Return each line of the records with nothing changed, pictures excepted.

**Data for analysis:**

★ ★ ★ ★

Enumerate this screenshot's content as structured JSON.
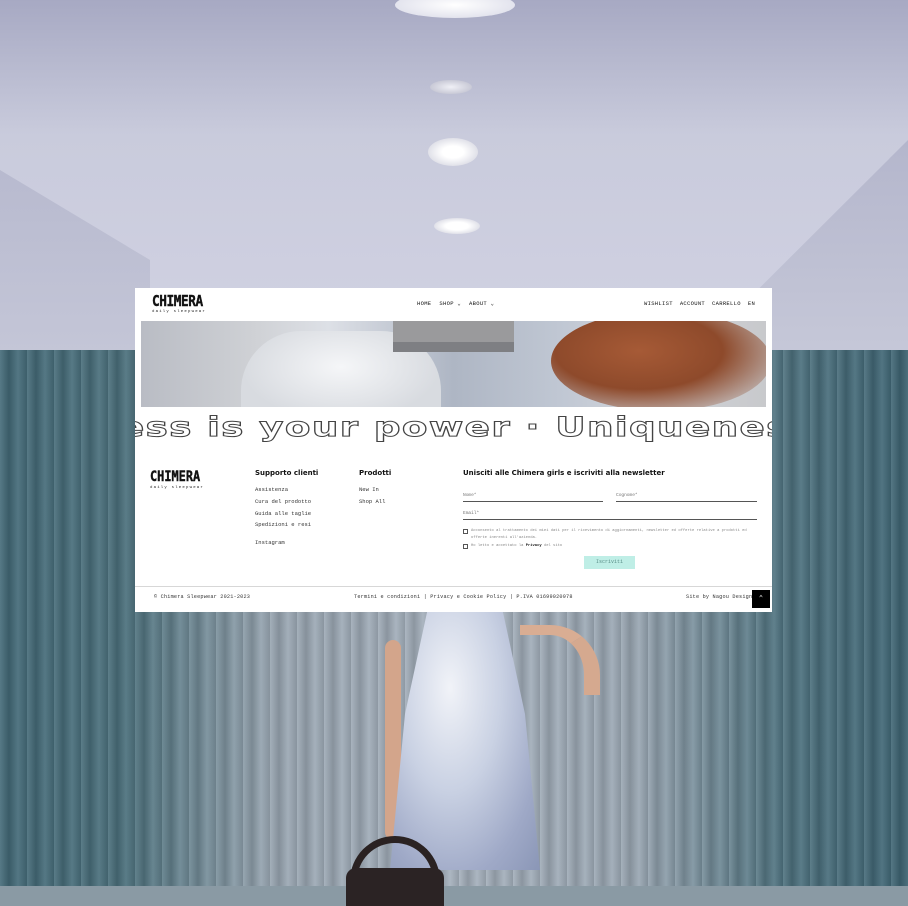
{
  "header": {
    "logo_word": "CHIMERA",
    "logo_tagline": "daily sleepwear",
    "nav": [
      "HOME",
      "SHOP ⌄",
      "ABOUT ⌄"
    ],
    "nav_right": [
      "WISHLIST",
      "ACCOUNT",
      "CARRELLO",
      "EN"
    ]
  },
  "marquee": {
    "text": "ess is your power · Uniqueness is yo"
  },
  "footer": {
    "logo_word": "CHIMERA",
    "logo_tagline": "daily sleepwear",
    "support": {
      "title": "Supporto clienti",
      "links": [
        "Assistenza",
        "Cura del prodotto",
        "Guida alle taglie",
        "Spedizioni e resi",
        "Instagram"
      ]
    },
    "products": {
      "title": "Prodotti",
      "links": [
        "New In",
        "Shop All"
      ]
    },
    "newsletter": {
      "title": "Unisciti alle Chimera girls e iscriviti alla newsletter",
      "name_placeholder": "Nome*",
      "surname_placeholder": "Cognome*",
      "email_placeholder": "Email*",
      "consent_marketing": "Acconsento al trattamento dei miei dati per il ricevimento di aggiornamenti, newsletter ed offerte relative a prodotti ed offerte inerenti all'azienda.",
      "consent_privacy_prefix": "Ho letto e accettato la",
      "consent_privacy_link": "Privacy",
      "consent_privacy_suffix": "del sito",
      "subscribe_label": "Iscriviti"
    }
  },
  "bottom_bar": {
    "copyright": "© Chimera Sleepwear 2021-2023",
    "legal": "Termini e condizioni | Privacy e Cookie Policy | P.IVA 01699020978",
    "credit": "Site by Nagou Design"
  },
  "colors": {
    "subscribe_bg": "#bfeee6",
    "text": "#111111"
  },
  "icons": {
    "scroll_top": "chevron-up-icon"
  }
}
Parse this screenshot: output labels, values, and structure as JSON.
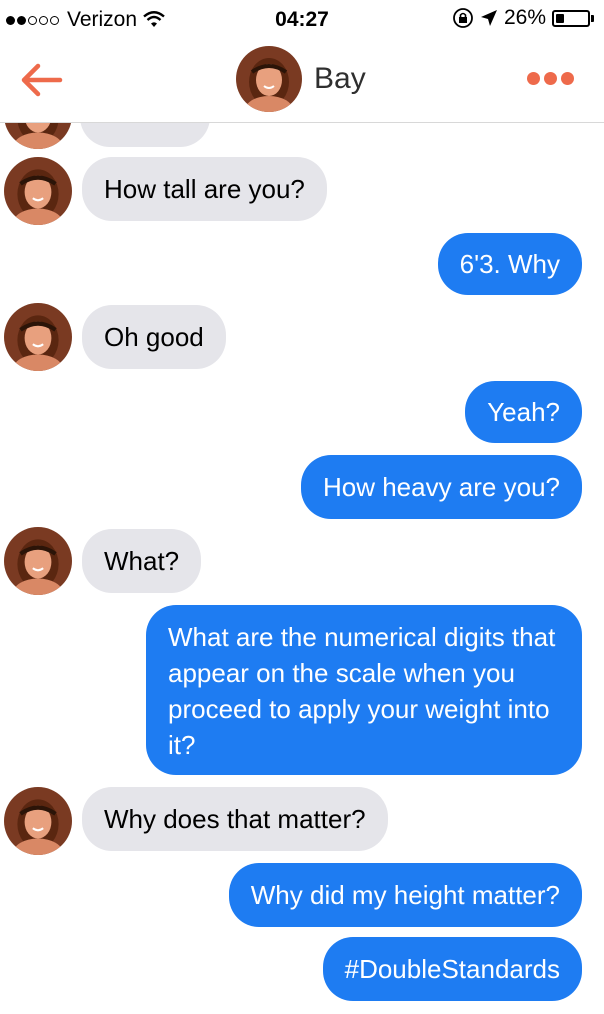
{
  "status_bar": {
    "carrier": "Verizon",
    "time": "04:27",
    "battery_percent": "26%",
    "battery_level": 0.26,
    "signal_bars_filled": 2,
    "signal_bars_total": 5
  },
  "header": {
    "contact_name": "Bay",
    "accent_color": "#ee6a4b"
  },
  "messages": [
    {
      "side": "in",
      "text": "How tall are you?"
    },
    {
      "side": "out",
      "text": "6'3. Why"
    },
    {
      "side": "in",
      "text": "Oh good"
    },
    {
      "side": "out",
      "text": "Yeah?"
    },
    {
      "side": "out",
      "text": "How heavy are you?"
    },
    {
      "side": "in",
      "text": "What?"
    },
    {
      "side": "out",
      "text": "What are the numerical digits that appear on the scale when you proceed to apply your weight into it?"
    },
    {
      "side": "in",
      "text": "Why does that matter?"
    },
    {
      "side": "out",
      "text": "Why did my height matter?"
    },
    {
      "side": "out",
      "text": "#DoubleStandards"
    }
  ],
  "colors": {
    "incoming_bubble": "#e5e5ea",
    "outgoing_bubble": "#1e7cf2"
  }
}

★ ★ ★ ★

**Solution to this task:**
Enumerate this screenshot's content as structured JSON.
{
  "header": {
    "logo_word": "CHIMERA",
    "logo_tagline": "daily sleepwear",
    "nav": [
      "HOME",
      "SHOP ⌄",
      "ABOUT ⌄"
    ],
    "nav_right": [
      "WISHLIST",
      "ACCOUNT",
      "CARRELLO",
      "EN"
    ]
  },
  "marquee": {
    "text": "ess is your power · Uniqueness is yo"
  },
  "footer": {
    "logo_word": "CHIMERA",
    "logo_tagline": "daily sleepwear",
    "support": {
      "title": "Supporto clienti",
      "links": [
        "Assistenza",
        "Cura del prodotto",
        "Guida alle taglie",
        "Spedizioni e resi",
        "Instagram"
      ]
    },
    "products": {
      "title": "Prodotti",
      "links": [
        "New In",
        "Shop All"
      ]
    },
    "newsletter": {
      "title": "Unisciti alle Chimera girls e iscriviti alla newsletter",
      "name_placeholder": "Nome*",
      "surname_placeholder": "Cognome*",
      "email_placeholder": "Email*",
      "consent_marketing": "Acconsento al trattamento dei miei dati per il ricevimento di aggiornamenti, newsletter ed offerte relative a prodotti ed offerte inerenti all'azienda.",
      "consent_privacy_prefix": "Ho letto e accettato la",
      "consent_privacy_link": "Privacy",
      "consent_privacy_suffix": "del sito",
      "subscribe_label": "Iscriviti"
    }
  },
  "bottom_bar": {
    "copyright": "© Chimera Sleepwear 2021-2023",
    "legal": "Termini e condizioni | Privacy e Cookie Policy | P.IVA 01699020978",
    "credit": "Site by Nagou Design"
  },
  "colors": {
    "subscribe_bg": "#bfeee6",
    "text": "#111111"
  },
  "icons": {
    "scroll_top": "chevron-up-icon"
  }
}
Parse this screenshot: output labels, values, and structure as JSON.
{
  "status_bar": {
    "carrier": "Verizon",
    "time": "04:27",
    "battery_percent": "26%",
    "battery_level": 0.26,
    "signal_bars_filled": 2,
    "signal_bars_total": 5
  },
  "header": {
    "contact_name": "Bay",
    "accent_color": "#ee6a4b"
  },
  "messages": [
    {
      "side": "in",
      "text": "How tall are you?"
    },
    {
      "side": "out",
      "text": "6'3. Why"
    },
    {
      "side": "in",
      "text": "Oh good"
    },
    {
      "side": "out",
      "text": "Yeah?"
    },
    {
      "side": "out",
      "text": "How heavy are you?"
    },
    {
      "side": "in",
      "text": "What?"
    },
    {
      "side": "out",
      "text": "What are the numerical digits that appear on the scale when you proceed to apply your weight into it?"
    },
    {
      "side": "in",
      "text": "Why does that matter?"
    },
    {
      "side": "out",
      "text": "Why did my height matter?"
    },
    {
      "side": "out",
      "text": "#DoubleStandards"
    }
  ],
  "colors": {
    "incoming_bubble": "#e5e5ea",
    "outgoing_bubble": "#1e7cf2"
  }
}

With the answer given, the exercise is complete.